When it comes to money, no one wants to come out on the other side of divorce in a worse position than they were before. Financial security influences almost every aspect of your life, from where you live to what groceries you can afford. Knowing this, you understandably want to do your very best to preserve your current financial position. However, you still need to factor spousal support into your future plans.
If your spouse stayed home during your marriage, or if you earned more, then you should expect to pay spousal support. Spousal support — also called alimony — is not a single, flat rate for everyone in the state of Alabama. Asking friends or loved ones about what their monthly support payments look like will not give you an accurate picture. Instead, a number of personal factors will help determine your monthly support payments.
When did you get married?
Some people assume that spousal support is always part of divorce no matter what. This is a fairly common misconception, but there are several situations to which support simply does not apply. For example, you probably will not have to pay any support if your marriage only lasted for a few years or so.

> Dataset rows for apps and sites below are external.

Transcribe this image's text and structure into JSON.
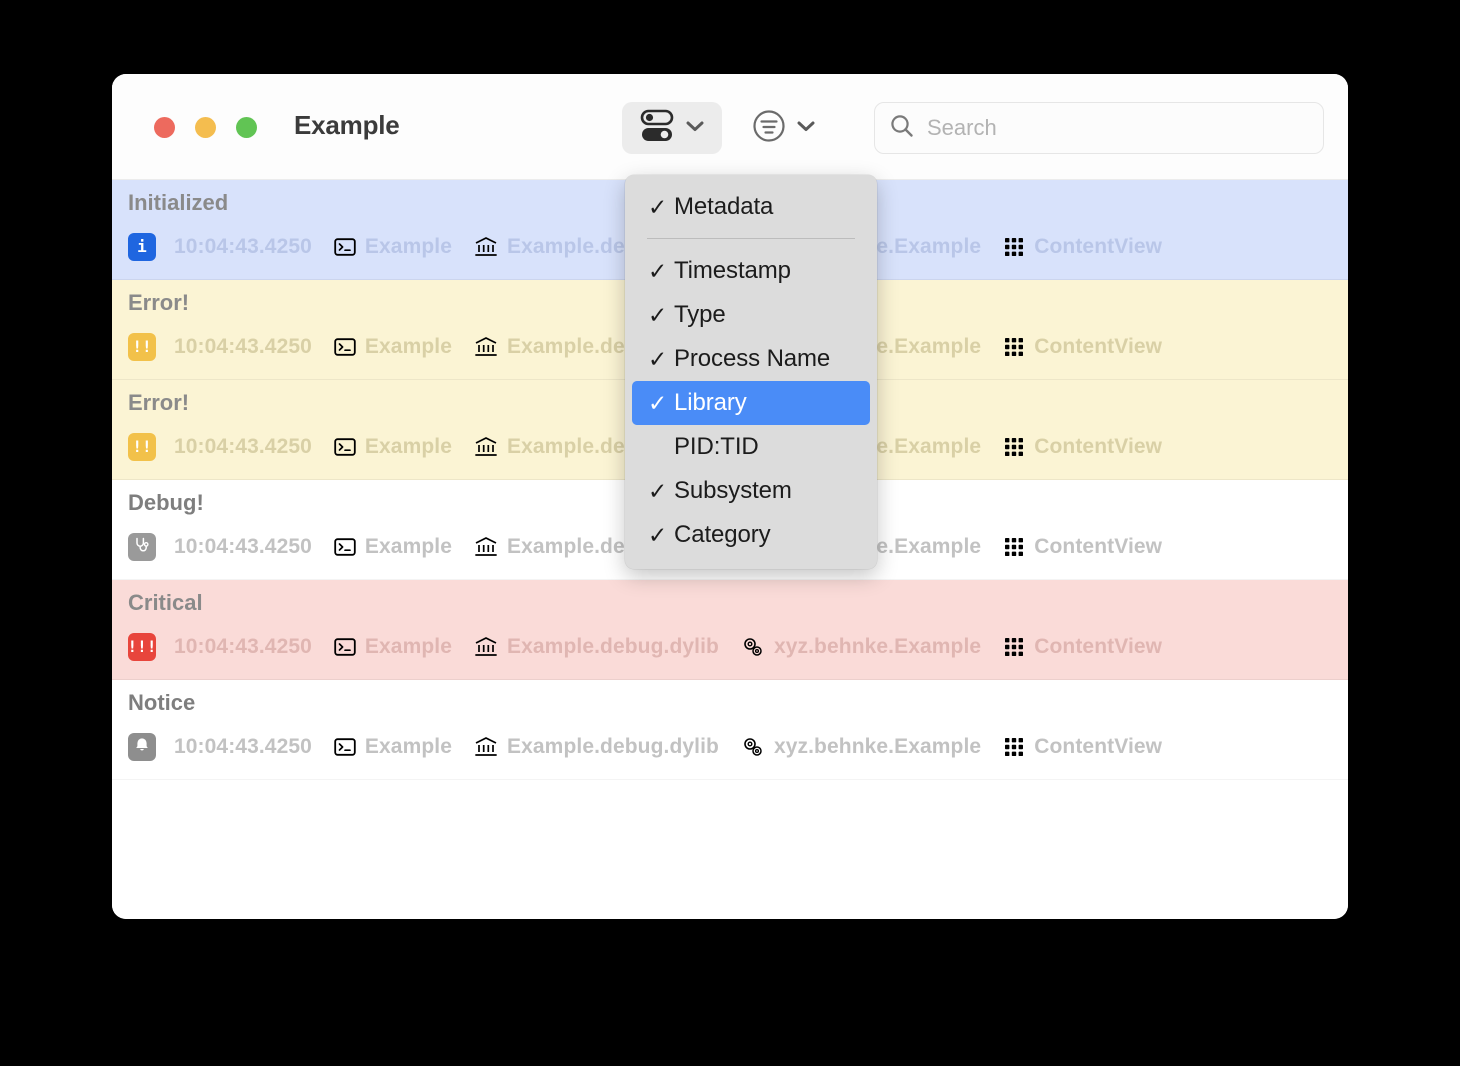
{
  "window": {
    "title": "Example",
    "traffic_lights": [
      {
        "name": "close",
        "color": "#ed6a5e"
      },
      {
        "name": "minimize",
        "color": "#f4bd4f"
      },
      {
        "name": "zoom",
        "color": "#61c454"
      }
    ]
  },
  "toolbar": {
    "toggles_button": {
      "icon": "switches-icon",
      "chevron": "chevron-down-icon",
      "active": true
    },
    "filter_button": {
      "icon": "filter-lines-circle-icon",
      "chevron": "chevron-down-icon"
    },
    "search": {
      "icon": "search-icon",
      "value": "",
      "placeholder": "Search"
    }
  },
  "menu": {
    "items": [
      {
        "label": "Metadata",
        "checked": true,
        "selected": false,
        "separator_after": true
      },
      {
        "label": "Timestamp",
        "checked": true,
        "selected": false,
        "separator_after": false
      },
      {
        "label": "Type",
        "checked": true,
        "selected": false,
        "separator_after": false
      },
      {
        "label": "Process Name",
        "checked": true,
        "selected": false,
        "separator_after": false
      },
      {
        "label": "Library",
        "checked": true,
        "selected": true,
        "separator_after": false
      },
      {
        "label": "PID:TID",
        "checked": false,
        "selected": false,
        "separator_after": false
      },
      {
        "label": "Subsystem",
        "checked": true,
        "selected": false,
        "separator_after": false
      },
      {
        "label": "Category",
        "checked": true,
        "selected": false,
        "separator_after": false
      }
    ],
    "check_glyph": "✓",
    "highlight_color": "#4a8cf7"
  },
  "log_rows": [
    {
      "message": "Initialized",
      "level": "info",
      "badge_glyph": "i",
      "badge_color": "#1f66e0",
      "row_color": "#d8e2fb",
      "timestamp": "10:04:43.4250",
      "process": "Example",
      "library": "Example.debug.dylib",
      "subsystem": "xyz.behnke.Example",
      "category": "ContentView"
    },
    {
      "message": "Error!",
      "level": "error",
      "badge_glyph": "!!",
      "badge_color": "#f2c14a",
      "row_color": "#fbf4d4",
      "timestamp": "10:04:43.4250",
      "process": "Example",
      "library": "Example.debug.dylib",
      "subsystem": "xyz.behnke.Example",
      "category": "ContentView"
    },
    {
      "message": "Error!",
      "level": "error",
      "badge_glyph": "!!",
      "badge_color": "#f2c14a",
      "row_color": "#fbf4d4",
      "timestamp": "10:04:43.4250",
      "process": "Example",
      "library": "Example.debug.dylib",
      "subsystem": "xyz.behnke.Example",
      "category": "ContentView"
    },
    {
      "message": "Debug!",
      "level": "debug",
      "badge_glyph": "stethoscope-icon",
      "badge_color": "#9a9a9a",
      "row_color": "#ffffff",
      "timestamp": "10:04:43.4250",
      "process": "Example",
      "library": "Example.debug.dylib",
      "subsystem": "xyz.behnke.Example",
      "category": "ContentView"
    },
    {
      "message": "Critical",
      "level": "critical",
      "badge_glyph": "!!!",
      "badge_color": "#e8453c",
      "row_color": "#fadbd8",
      "timestamp": "10:04:43.4250",
      "process": "Example",
      "library": "Example.debug.dylib",
      "subsystem": "xyz.behnke.Example",
      "category": "ContentView"
    },
    {
      "message": "Notice",
      "level": "notice",
      "badge_glyph": "bell-icon",
      "badge_color": "#8e8e8e",
      "row_color": "#ffffff",
      "timestamp": "10:04:43.4250",
      "process": "Example",
      "library": "Example.debug.dylib",
      "subsystem": "xyz.behnke.Example",
      "category": "ContentView"
    }
  ],
  "column_icons": {
    "process": "terminal-icon",
    "library": "bank-columns-icon",
    "subsystem": "gears-icon",
    "category": "grid-squares-icon"
  }
}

If, for some reason, you do have to pay, it will probably be a relatively small amount for only a limited period of time. You could also still be on the hook if you signed a prenuptial agreement that guarantees support to your ex. It might be helpful to figure out if your prenup is actually valid before you start making any payments.

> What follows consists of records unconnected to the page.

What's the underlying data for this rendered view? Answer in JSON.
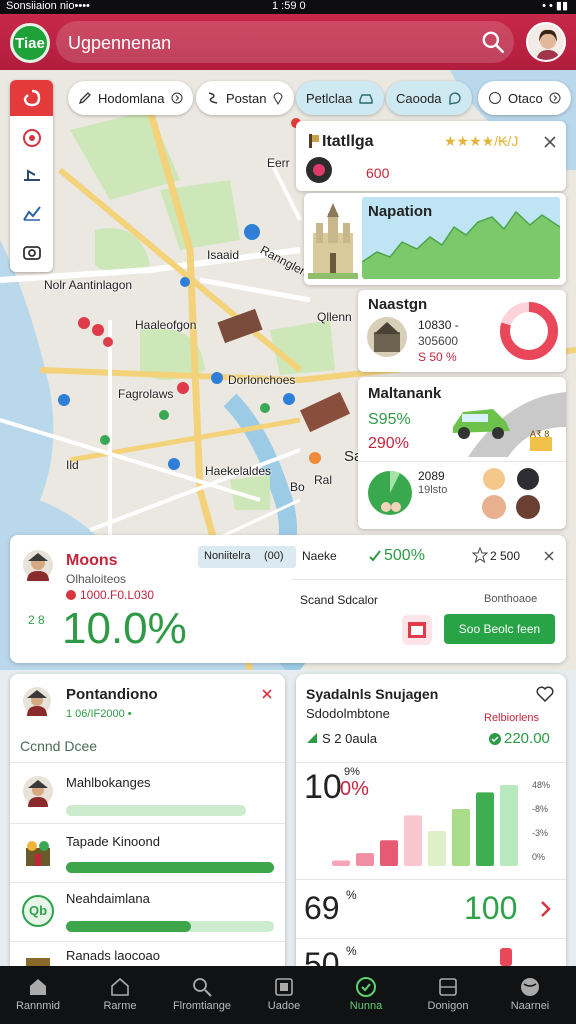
{
  "status_bar": {
    "left": "Sonsiiaion nio••••",
    "center": "1 :59 0",
    "right": "• • ▮▮"
  },
  "header": {
    "logo_text": "Tiae",
    "search_text": "Ugpennenan"
  },
  "chips": [
    {
      "label": "Hodomlana"
    },
    {
      "label": "Postan"
    },
    {
      "label": "Petlclaa"
    },
    {
      "label": "Caooda"
    },
    {
      "label": "Otaco"
    }
  ],
  "map_labels": [
    "Nolr Aantinlagon",
    "Eerr",
    "Isaaid",
    "Haaleofgon",
    "Dorlonchoes",
    "Fagrolaws",
    "Rannglerd",
    "Haekelaldes",
    "Qllenn",
    "Ild",
    "Ral",
    "Bo",
    "Sa"
  ],
  "info_card": {
    "title": "Itatllga",
    "stars": "★★★★/₭/J",
    "value": "600"
  },
  "napation_card": {
    "title": "Napation"
  },
  "naastgn_card": {
    "title": "Naastgn",
    "line1": "10830 -",
    "line2": "305600",
    "line3": "S 50 %"
  },
  "mal_card": {
    "title": "Maltanank",
    "pct1": "S95%",
    "pct2": "290%",
    "badge": "A₹ 8",
    "stat1": "2089",
    "stat2": "19lsto"
  },
  "metric_card": {
    "title": "Moons",
    "sub": "Olhaloiteos",
    "code": "1000.F0.L030",
    "big": "10.0%",
    "mini": "2 8",
    "tag": "Noniitelra",
    "tag_num": "(00)",
    "narke": "Naeke",
    "pct": "500%",
    "star_val": "2 500",
    "desc": "Scand Sdcalor",
    "desc2": "Bonthoaoe",
    "button": "Soo Beolc feen"
  },
  "left_panel": {
    "title": "Pontandiono",
    "sub": "1 06/IF2000 •",
    "section": "Ccnnd Dcee",
    "items": [
      {
        "label": "Mahlbokanges",
        "progress": 0.76
      },
      {
        "label": "Tapade Kinoond",
        "progress": 1.0
      },
      {
        "label": "Neahdaimlana",
        "progress": 0.6
      },
      {
        "label": "Ranads laocoao",
        "progress": 0.4
      }
    ],
    "badge_text": "Qb"
  },
  "right_panel": {
    "title": "Syadalnls Snujagen",
    "sub": "Sdodolmbtone",
    "stat_left": "S 2 0aula",
    "stat_right_label": "Relbiorlens",
    "stat_right_val": "220.00",
    "big1": "10",
    "big1_sub": "0%",
    "big1_sup": "9%",
    "big2": "69",
    "big2_sup": "%",
    "big3": "50",
    "big3_sup": "%",
    "big_green": "100",
    "chart_data": {
      "type": "bar",
      "values": [
        6,
        14,
        28,
        55,
        38,
        62,
        80,
        88
      ],
      "ylim": [
        0,
        100
      ],
      "colors": [
        "#f4a6b8",
        "#f08ea4",
        "#e65a73",
        "#f7c6cf",
        "#dff0c8",
        "#a9dd8a",
        "#3fad52",
        "#b8e8be"
      ],
      "ytick_labels": [
        "48%",
        "-8%",
        "-3%",
        "0%"
      ]
    }
  },
  "bottom_nav": [
    {
      "label": "Rannmid",
      "icon": "home-icon"
    },
    {
      "label": "Rarme",
      "icon": "house-outline-icon"
    },
    {
      "label": "Flromtiange",
      "icon": "search-icon"
    },
    {
      "label": "Uadoe",
      "icon": "media-icon"
    },
    {
      "label": "Nunna",
      "icon": "check-circle-icon"
    },
    {
      "label": "Donigon",
      "icon": "grid-icon"
    },
    {
      "label": "Naarnei",
      "icon": "globe-icon"
    }
  ],
  "colors": {
    "header": "#bd2343",
    "accent_green": "#2fa34a",
    "accent_red": "#e23a47",
    "map_water": "#b9d8ec",
    "map_park": "#cde7b8"
  }
}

What are your financial situations?
As the person with a higher income, you already know that you will have to pay. But just because you earn more overall does not mean that you do so consistently. Many jobs have variable incomes, especially those that are based on commissions or contract work. Your income from the most recent or your highest-earning year should not determine how much you pay. Instead, it is a good idea to take your average income from a five-year period and go from there.

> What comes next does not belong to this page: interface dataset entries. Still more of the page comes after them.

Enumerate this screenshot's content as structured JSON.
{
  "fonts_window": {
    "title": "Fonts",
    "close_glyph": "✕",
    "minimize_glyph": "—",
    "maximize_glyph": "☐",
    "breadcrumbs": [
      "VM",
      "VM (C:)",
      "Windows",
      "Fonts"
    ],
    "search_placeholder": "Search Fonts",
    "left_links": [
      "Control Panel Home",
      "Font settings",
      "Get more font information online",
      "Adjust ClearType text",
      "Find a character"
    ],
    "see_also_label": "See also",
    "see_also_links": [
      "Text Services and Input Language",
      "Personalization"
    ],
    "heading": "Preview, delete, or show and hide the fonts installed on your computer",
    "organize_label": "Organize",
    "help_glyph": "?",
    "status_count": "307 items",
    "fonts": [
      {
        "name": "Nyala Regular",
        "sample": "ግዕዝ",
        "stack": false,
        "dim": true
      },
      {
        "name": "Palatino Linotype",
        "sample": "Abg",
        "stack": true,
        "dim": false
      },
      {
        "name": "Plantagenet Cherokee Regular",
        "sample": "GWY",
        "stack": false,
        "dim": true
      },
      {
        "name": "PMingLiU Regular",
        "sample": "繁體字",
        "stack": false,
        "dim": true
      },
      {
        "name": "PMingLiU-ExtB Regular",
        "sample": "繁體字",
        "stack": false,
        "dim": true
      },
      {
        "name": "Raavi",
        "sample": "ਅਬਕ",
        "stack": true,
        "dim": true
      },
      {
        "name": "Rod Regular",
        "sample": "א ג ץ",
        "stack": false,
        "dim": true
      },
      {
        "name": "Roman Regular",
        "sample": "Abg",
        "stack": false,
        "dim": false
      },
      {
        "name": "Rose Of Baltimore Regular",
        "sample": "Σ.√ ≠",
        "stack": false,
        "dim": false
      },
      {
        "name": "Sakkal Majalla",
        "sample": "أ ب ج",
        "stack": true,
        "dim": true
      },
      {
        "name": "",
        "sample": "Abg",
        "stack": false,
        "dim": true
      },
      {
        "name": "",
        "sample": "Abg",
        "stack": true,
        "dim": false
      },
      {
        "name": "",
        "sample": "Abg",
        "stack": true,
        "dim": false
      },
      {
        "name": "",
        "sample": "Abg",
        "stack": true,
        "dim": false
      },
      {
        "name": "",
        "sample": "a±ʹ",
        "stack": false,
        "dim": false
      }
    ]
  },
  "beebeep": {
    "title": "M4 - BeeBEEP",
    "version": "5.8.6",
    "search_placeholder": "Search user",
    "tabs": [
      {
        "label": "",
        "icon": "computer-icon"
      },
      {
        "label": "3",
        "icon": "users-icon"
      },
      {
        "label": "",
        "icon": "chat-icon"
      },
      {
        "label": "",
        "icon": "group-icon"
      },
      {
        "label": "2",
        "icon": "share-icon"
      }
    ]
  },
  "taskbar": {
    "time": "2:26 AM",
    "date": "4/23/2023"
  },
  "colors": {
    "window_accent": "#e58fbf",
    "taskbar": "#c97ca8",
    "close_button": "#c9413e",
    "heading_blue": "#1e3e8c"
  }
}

Your ex’s job situation is also important, especially if he or she was not working. Being out of the job market even temporarily can make it a lot harder to find a well-paying job. Leaving highly competitive, lucrative careers is even more difficult, so both you and your ex’s financial situations will influence how much you pay in alimony.
What if you lose your job?
Most things in life are not permanent, and employment opportunities come and go. However, losing your job can be much more difficult if you are paying spousal support. In Alabama, it is fairly easy to ask the court to modify your support order to reflect your new financial situation. However, you cannot quit your job and then ask for a modification. If you do, you will be out of a job and still have to make your regularly support payments.
Feeling worried about money is normal, especially if you are going through a significant transition in life. You do not have to leave your finances up to chance during a divorce, though. If you are worried that you will end up paying more spousal support than you should, or if your ex is unfairly portraying his or her own finances, you need help. One of the best decisions you can make is to work with an experienced attorney who is dedicated to upholding your rights.